The amount of knowledge that we process and integrate as we age from infancy to adulthood is overwhelming. From walking to learning concrete and abstract concepts, there are endless options for researchers in developmental psychology. At the Laboratory for Infant Studies, our research focuses on the areas of locomotor and perceptual development.

Locomotor Development

How do infants cross obstacles in their environment?

For a baby, most objects in their paths are obstacles that they need to react to and navigate around them. What we want to study are the details of how infants navigate around obstacles. For example, what factors affect their ability to move effectively?

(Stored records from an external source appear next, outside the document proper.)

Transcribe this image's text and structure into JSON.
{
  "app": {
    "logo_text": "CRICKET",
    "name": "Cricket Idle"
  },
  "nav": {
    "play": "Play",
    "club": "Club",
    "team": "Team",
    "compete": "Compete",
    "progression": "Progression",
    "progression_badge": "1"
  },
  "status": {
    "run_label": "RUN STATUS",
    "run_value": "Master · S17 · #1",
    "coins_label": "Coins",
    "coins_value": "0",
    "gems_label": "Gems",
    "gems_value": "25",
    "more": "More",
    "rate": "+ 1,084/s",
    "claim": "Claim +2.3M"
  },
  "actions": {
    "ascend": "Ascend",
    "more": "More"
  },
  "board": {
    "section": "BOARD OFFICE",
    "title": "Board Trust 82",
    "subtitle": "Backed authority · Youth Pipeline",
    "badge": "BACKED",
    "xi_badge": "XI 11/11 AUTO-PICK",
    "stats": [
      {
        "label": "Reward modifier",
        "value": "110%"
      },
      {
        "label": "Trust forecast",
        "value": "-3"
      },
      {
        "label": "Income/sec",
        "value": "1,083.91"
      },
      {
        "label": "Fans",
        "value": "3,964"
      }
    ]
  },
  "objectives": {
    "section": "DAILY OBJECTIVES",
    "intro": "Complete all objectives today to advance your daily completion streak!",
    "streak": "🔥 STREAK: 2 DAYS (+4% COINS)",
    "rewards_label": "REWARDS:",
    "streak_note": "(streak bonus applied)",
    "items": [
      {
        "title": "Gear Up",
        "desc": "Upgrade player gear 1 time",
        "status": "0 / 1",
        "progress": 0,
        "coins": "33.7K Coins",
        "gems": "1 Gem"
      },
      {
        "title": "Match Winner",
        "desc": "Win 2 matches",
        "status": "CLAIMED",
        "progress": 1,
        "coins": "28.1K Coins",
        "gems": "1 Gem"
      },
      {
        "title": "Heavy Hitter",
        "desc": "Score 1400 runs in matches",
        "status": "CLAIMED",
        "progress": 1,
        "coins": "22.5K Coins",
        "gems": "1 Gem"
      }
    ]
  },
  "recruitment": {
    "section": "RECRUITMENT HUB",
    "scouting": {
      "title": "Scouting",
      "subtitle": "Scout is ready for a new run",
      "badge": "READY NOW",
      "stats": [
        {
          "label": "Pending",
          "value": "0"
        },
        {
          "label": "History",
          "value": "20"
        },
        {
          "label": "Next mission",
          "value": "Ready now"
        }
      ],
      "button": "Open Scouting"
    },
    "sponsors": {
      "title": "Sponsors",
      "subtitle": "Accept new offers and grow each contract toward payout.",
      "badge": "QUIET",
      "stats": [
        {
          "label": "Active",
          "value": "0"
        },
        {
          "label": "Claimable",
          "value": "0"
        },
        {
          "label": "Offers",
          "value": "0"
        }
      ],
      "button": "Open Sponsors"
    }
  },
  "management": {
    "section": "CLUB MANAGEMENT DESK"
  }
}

How do they balance themselves when crossing barriers?  Age group: 14-16 months old or 24-26 months old and walking independently

How does the changing beat of a metronome affect the cadence of infants’ walking?

Research shows that adults modify their walking speed based on the rhythm of a metronome. What our study looks at is how early this phenomenon occurs in infants. Age group: 3-5 years old and walking independently.

How do motor skills relate to cognitive development in childhood?

Previous research demonstrates that motor development in infancy predicts later cognitive performance in childhood. Using similar methods as our current locomotion studies, we aim to track how these measures influence later development. This study will be longitudinal which means we would be assessing your child at two different time points, six months apart. Age group: 23-40 months old and walking independently.


Perceptual Development

How do infants perceive and discriminate between different types of object motion?

(1) Research has found that environmental complexity has an impact on infants and children’s ability to perceive and act. In this study, we investigate whether background complexity has an impact on infants’ perception of simple motion displays. Age group: 8-13 months.

(2) Worldly events can be unidirectional–occurring usually in only one direction, or bidirectional–occurring usually in both directions (i.e. both forwards and backwards). In this study, we investigate whether infants are sensitive to the differences between unidirectional and bidirectional movements by showing them displays of people performing simple everyday tasks.  Age group: 8-13 months.